Even if freedom means “not having the government all up in our business,” how does that play out without one person’s liberating deregulation simply moving the cost to someone else? And how hypocritical is it for the party that prides itself on literally having “Freedom Caucuses” that are working hard to take legal marriage away from people they don’t like, prevent private businesses from providing certain benefits to employees, or even restraining a whole non-criminal class of people from crossing state borders?
One might retreat, then, to a populist position, seeking the most freedom for the most people by citing majority rule in a democracy as the closest realistic approach to perfection. It’s hard to find a faction currently in power which doesn’t support this concept, even if they’re not, strictly speaking, democratically inclined. Minority parties rightly object, reminding us that majority-rule democracy is two wolves and a lamb voting on the dinner menu. Or as some put it, “we’re not free until all of us are free.”
There’s a metaphor, attributed to Isaac Asimov (or perhaps Ivan Kasanov), about bathrooms. It goes like this: if you live by yourself, you can go to the bathroom anytime, and sit there as long as you want. However, if another person moves in with you, your “bathroom freedom” is limited. Live with a lot of people, and it’s even further diminished; before long, people will be banging on the door and there might have to be a bathroom schedule. The more people we have around us, the more we have to consider others in the equation.

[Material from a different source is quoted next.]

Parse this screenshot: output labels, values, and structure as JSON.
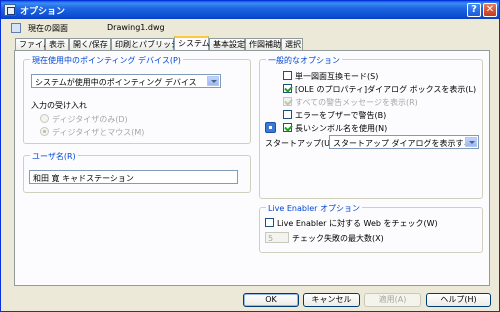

Liberty can never be absolute. It’s not all about you or me, it’s also about those who aren’t free to go out in public because others are exercising their “freedom” to go maskless during a public health crisis. Are you free if getting sick means choosing between dying, begging strangers for money, or losing your home? Is it living without fear or coercion if fact-based reporting can be fatal, a popular vote can nullify your marriage, you’re more likely to be killed by police, or you can’t drink the water? How free are any of us, living through all these converging crises, anyway? Maybe freedom really is about having nothing left to lose.
However, what if we could reimagine a more mature definition of freedom, one that concentrates less on being able to have your way no matter how many other people are harmed, while protecting even unpopular minorities against the tyranny of the majority? That’s where the anarchists come in. Contrary to the hype, anarchism isn’t simply chaos. It’s the belief that reasonable people can organize themselves to meet their own needs and those of their community without resorting to top-down, coercive power structures and without being destroyed by the tolerance paradox. Sounds like a worthy goal to me.
Maintaining maximal freedom isn’t for the lazy. It takes active thinking, instead of outsourcing one’s conclusions to politicians, business leaders and other talking heads. It requires real commitment to the idea that even people we don’t like deserve the same treatment we want for ourselves. A fair amount of self-restraint, responsibility and rulemaking is necessary, in ways that may not feel like freedom. And it takes action to maintain a standard of living that allows all of us to move beyond immediate fear for our wellbeing and the chance that the power-hungry will take advantage of our natural needs. That’s a lot to ask. Maybe that’s why it’s so hard to sustain a truly free society, instead of the one we have.